American painter, born in Brooklyn, New York, as Lenore Krassner. Between 1926 and 1932 she studied at the Cooper Union School and the National Academy of Design, and in 1937 she was a pupil of Hans *Hofmann. She recalled that what was most important was not his lessons on painting but the seriousness of his attitude towards art. Her early work was naturalistic, but by 1940 she had turned to abstraction and was exhibiting with *American Abstract Artists.
In 1941 she met Jackson *Pollock, and she married him in 1945 (they separated shortly before Pollock's death because of his affair with another woman). They sometimes exhibited together in group shows, and Krasner was an important source of encouragement and support to Pollock, whose attitude to his work fluctuated from supreme confidence to dismal uncertainty.

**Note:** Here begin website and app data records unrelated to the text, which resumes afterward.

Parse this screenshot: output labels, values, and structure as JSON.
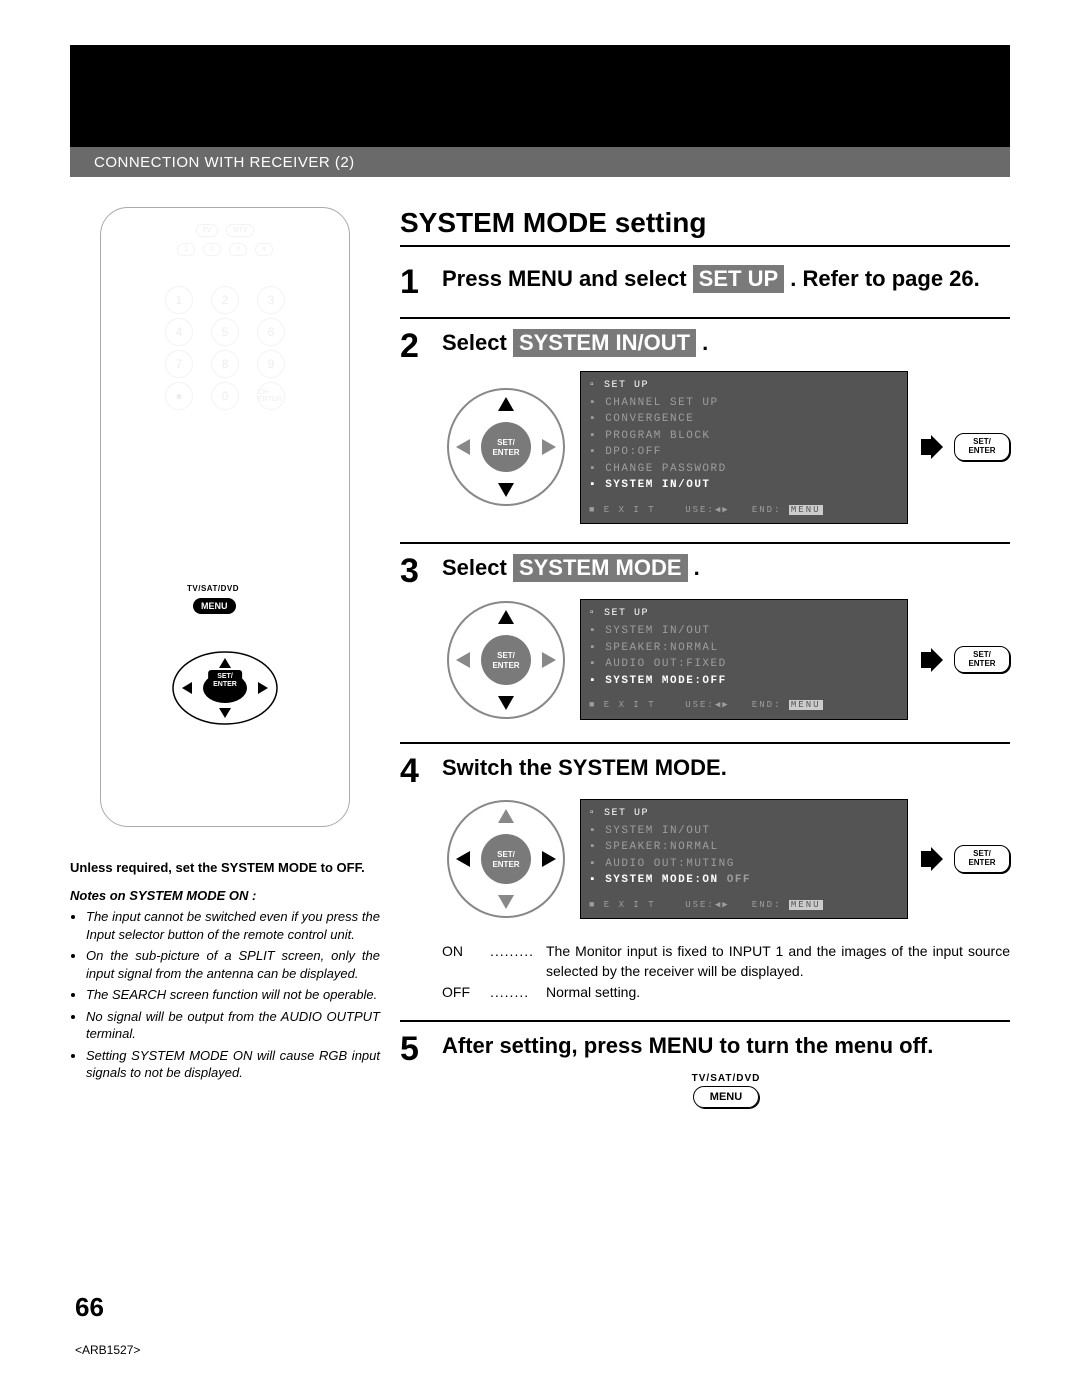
{
  "header": {
    "subtitle": "CONNECTION WITH RECEIVER (2)"
  },
  "section_title": "SYSTEM MODE setting",
  "steps": {
    "s1": {
      "num": "1",
      "pre": "Press MENU and select ",
      "chip": "SET UP",
      "post": " . Refer to page 26."
    },
    "s2": {
      "num": "2",
      "pre": "Select ",
      "chip": "SYSTEM IN/OUT",
      "post": " ."
    },
    "s3": {
      "num": "3",
      "pre": "Select ",
      "chip": "SYSTEM MODE",
      "post": " ."
    },
    "s4": {
      "num": "4",
      "heading": "Switch the SYSTEM MODE."
    },
    "s5": {
      "num": "5",
      "heading": "After setting, press MENU to turn the menu off."
    }
  },
  "osd": {
    "setup_label": "SET UP",
    "menu1": {
      "l1": "CHANNEL SET UP",
      "l2": "CONVERGENCE",
      "l3": "PROGRAM BLOCK",
      "l4": "DPO:OFF",
      "l5": "CHANGE PASSWORD",
      "l6": "SYSTEM IN/OUT"
    },
    "menu2": {
      "l1": "SYSTEM IN/OUT",
      "l2": "SPEAKER:NORMAL",
      "l3": "AUDIO OUT:FIXED",
      "l4": "SYSTEM MODE:OFF"
    },
    "menu3": {
      "l1": "SYSTEM IN/OUT",
      "l2": "SPEAKER:NORMAL",
      "l3": "AUDIO OUT:MUTING",
      "l4pre": "SYSTEM MODE:",
      "l4on": "ON",
      "l4off": "OFF"
    },
    "footer_exit": "■ E X I T",
    "footer_use": "USE:",
    "footer_end": "END:",
    "footer_menu": "MENU"
  },
  "set_enter": "SET/ ENTER",
  "remote": {
    "menu_cat": "TV/SAT/DVD",
    "menu": "MENU",
    "set": "SET/",
    "enter": "ENTER"
  },
  "on_off": {
    "on_key": "ON",
    "on_val": "The Monitor input is fixed to INPUT 1 and the images of the input source selected by the receiver will be displayed.",
    "off_key": "OFF",
    "off_val": "Normal setting.",
    "dots": "........."
  },
  "notes": {
    "lead": "Unless required, set the SYSTEM MODE to OFF.",
    "title": "Notes on SYSTEM MODE ON :",
    "items": [
      "The input cannot be switched even if you press the Input selector button of the remote control unit.",
      "On the sub-picture of a SPLIT screen, only the input signal from the antenna can be displayed.",
      "The SEARCH screen function will not be operable.",
      "No signal will be output from the AUDIO OUTPUT terminal.",
      "Setting SYSTEM MODE ON will cause RGB input signals to not be displayed."
    ]
  },
  "menu_button": {
    "label": "TV/SAT/DVD",
    "text": "MENU"
  },
  "footer": {
    "page_num": "66",
    "code": "<ARB1527>"
  }
}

She was herself an *Abstract Expressionist painter of some distinction, but it was only after her husband's death in 1956 that she began to receive serious critical recognition. David Anfam writes that ‘Prejudice alone kept Lee Krasner outside standard histories…her fellow artists held the same assumptions about gender that most Americans had then. At one of their hangouts, the Cedar Tavern, Krasner recalled women being “treated like cattle”.’ When her work was exhibited alongside Pollock's in 1949 in an exhibition entitled ‘Artists: Man and Wife’ at the Sydney *Janis Gallery, Art News singled out her work as an example of the ‘tendency among some of these wives to “tidy up” their husband's style’. The *feminist art historian Anne Middleton Wagner sees the work in a more positive light, as a product of her different roles as artist, wife, and widow. Krasner's most substantial and ambitious paintings such as Gothic Landscape (1961, Tate) postdate Pollock's death. She frequently made use of collage, employing her own cut-up drawings. Her handling of the Pollock estate gave rise to allegations that paintings were being released slowly for financial reasons. Further Reading A. M. Wagner, Three Artists (Three Women) (1996)
Text Source: The Oxford Dictionary of Art and Artists (Oxford University Press)